PROBLEM REQUIREMENTS: Write only the number of lines in the data that contain the word "gobeyondracing".

◇ ◇ ◇ ◇ ◇ ◇ ◇

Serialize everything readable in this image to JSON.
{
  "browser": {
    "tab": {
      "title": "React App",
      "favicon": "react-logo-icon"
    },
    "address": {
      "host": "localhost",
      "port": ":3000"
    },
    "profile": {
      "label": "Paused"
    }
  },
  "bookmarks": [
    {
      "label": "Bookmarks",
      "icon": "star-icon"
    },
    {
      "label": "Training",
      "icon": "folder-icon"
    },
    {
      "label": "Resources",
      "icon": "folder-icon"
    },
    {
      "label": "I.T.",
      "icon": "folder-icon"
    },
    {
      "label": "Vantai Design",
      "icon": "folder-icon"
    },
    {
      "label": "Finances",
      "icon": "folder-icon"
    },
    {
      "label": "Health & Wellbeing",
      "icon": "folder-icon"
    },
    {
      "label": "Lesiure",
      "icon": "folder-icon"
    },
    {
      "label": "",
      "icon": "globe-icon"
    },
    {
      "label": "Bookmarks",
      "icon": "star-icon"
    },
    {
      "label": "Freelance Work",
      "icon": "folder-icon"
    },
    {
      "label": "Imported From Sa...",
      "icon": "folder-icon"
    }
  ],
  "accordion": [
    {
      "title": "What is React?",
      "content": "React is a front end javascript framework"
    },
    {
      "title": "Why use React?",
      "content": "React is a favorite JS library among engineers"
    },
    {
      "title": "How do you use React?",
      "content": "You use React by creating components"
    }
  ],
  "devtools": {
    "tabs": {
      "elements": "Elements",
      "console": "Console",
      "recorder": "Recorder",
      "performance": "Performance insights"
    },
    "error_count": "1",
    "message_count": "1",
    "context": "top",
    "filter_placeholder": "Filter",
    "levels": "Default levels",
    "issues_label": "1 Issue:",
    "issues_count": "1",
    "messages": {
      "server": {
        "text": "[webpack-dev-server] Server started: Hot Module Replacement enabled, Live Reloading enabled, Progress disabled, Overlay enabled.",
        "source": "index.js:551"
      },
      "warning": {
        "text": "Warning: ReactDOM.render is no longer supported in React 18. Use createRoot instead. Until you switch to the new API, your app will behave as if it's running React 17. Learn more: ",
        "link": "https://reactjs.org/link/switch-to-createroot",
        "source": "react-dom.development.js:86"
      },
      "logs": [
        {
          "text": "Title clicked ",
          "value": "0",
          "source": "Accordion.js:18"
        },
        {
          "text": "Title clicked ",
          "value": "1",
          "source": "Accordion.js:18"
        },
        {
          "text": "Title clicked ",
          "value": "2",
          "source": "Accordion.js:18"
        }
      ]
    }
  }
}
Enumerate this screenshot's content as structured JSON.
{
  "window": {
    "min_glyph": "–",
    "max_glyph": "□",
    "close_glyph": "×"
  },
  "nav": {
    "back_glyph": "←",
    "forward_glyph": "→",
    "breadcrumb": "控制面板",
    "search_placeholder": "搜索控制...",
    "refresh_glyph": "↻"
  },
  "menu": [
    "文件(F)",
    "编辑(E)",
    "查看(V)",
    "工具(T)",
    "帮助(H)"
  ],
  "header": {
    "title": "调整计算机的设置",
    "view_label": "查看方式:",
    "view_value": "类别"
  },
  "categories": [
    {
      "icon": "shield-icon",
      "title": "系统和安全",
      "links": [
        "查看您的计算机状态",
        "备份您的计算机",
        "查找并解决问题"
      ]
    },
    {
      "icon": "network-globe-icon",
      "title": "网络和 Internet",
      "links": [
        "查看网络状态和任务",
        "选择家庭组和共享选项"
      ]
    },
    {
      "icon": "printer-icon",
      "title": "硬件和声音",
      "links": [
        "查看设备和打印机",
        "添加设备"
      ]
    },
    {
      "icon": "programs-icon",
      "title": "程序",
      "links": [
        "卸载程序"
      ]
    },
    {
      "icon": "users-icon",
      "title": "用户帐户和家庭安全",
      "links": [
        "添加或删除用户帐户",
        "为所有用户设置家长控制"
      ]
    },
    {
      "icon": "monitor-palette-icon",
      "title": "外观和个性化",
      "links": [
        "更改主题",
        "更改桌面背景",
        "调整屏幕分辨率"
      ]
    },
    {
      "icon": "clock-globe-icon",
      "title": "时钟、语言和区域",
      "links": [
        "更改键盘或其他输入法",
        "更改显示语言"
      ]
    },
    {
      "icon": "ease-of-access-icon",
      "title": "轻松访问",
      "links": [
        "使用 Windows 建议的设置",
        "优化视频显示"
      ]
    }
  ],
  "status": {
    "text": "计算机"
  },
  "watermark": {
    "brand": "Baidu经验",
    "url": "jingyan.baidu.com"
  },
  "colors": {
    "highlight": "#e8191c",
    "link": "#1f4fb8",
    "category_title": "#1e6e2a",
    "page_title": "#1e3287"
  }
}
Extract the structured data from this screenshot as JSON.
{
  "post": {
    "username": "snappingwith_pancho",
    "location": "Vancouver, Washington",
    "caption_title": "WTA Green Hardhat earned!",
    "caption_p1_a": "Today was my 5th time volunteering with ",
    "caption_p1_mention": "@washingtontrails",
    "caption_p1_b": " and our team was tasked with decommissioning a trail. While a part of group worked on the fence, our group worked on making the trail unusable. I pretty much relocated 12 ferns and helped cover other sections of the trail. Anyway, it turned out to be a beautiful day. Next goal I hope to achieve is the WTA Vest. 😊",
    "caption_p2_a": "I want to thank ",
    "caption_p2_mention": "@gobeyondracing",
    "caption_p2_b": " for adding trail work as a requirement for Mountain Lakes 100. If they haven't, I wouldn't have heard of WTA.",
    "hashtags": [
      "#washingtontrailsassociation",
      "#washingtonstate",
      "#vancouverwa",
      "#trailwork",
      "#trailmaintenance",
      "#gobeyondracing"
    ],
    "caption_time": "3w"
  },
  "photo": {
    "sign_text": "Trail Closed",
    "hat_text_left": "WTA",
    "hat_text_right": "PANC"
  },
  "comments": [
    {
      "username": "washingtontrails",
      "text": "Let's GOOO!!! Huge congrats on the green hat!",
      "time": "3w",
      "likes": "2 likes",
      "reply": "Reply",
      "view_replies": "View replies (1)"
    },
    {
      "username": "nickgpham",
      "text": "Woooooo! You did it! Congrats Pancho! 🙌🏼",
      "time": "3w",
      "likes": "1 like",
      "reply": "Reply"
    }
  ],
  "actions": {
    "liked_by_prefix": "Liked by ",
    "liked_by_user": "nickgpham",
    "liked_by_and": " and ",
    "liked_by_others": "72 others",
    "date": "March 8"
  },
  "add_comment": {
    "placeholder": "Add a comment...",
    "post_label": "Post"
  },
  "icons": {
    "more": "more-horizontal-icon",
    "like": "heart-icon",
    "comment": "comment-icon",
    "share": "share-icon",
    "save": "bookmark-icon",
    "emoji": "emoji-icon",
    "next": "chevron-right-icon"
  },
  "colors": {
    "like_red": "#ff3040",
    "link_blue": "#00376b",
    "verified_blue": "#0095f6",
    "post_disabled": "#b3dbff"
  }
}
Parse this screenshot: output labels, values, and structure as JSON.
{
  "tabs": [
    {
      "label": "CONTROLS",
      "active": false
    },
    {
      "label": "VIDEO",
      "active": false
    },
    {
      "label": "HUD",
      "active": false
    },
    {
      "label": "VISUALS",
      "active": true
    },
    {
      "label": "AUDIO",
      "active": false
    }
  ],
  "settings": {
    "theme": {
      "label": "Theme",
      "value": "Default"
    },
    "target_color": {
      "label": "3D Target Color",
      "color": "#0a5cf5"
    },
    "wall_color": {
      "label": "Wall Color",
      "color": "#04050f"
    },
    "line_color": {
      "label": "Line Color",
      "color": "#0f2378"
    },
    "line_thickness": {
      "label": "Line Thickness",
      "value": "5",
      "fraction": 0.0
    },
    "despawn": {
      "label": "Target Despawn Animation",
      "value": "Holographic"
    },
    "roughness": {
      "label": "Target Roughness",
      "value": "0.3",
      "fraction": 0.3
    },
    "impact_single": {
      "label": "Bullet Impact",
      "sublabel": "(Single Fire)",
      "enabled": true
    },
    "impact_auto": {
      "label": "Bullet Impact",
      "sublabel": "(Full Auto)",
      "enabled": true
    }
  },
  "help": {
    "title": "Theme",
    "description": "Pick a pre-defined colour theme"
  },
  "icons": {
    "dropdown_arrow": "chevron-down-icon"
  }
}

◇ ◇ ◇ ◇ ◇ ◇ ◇

REPLY: 2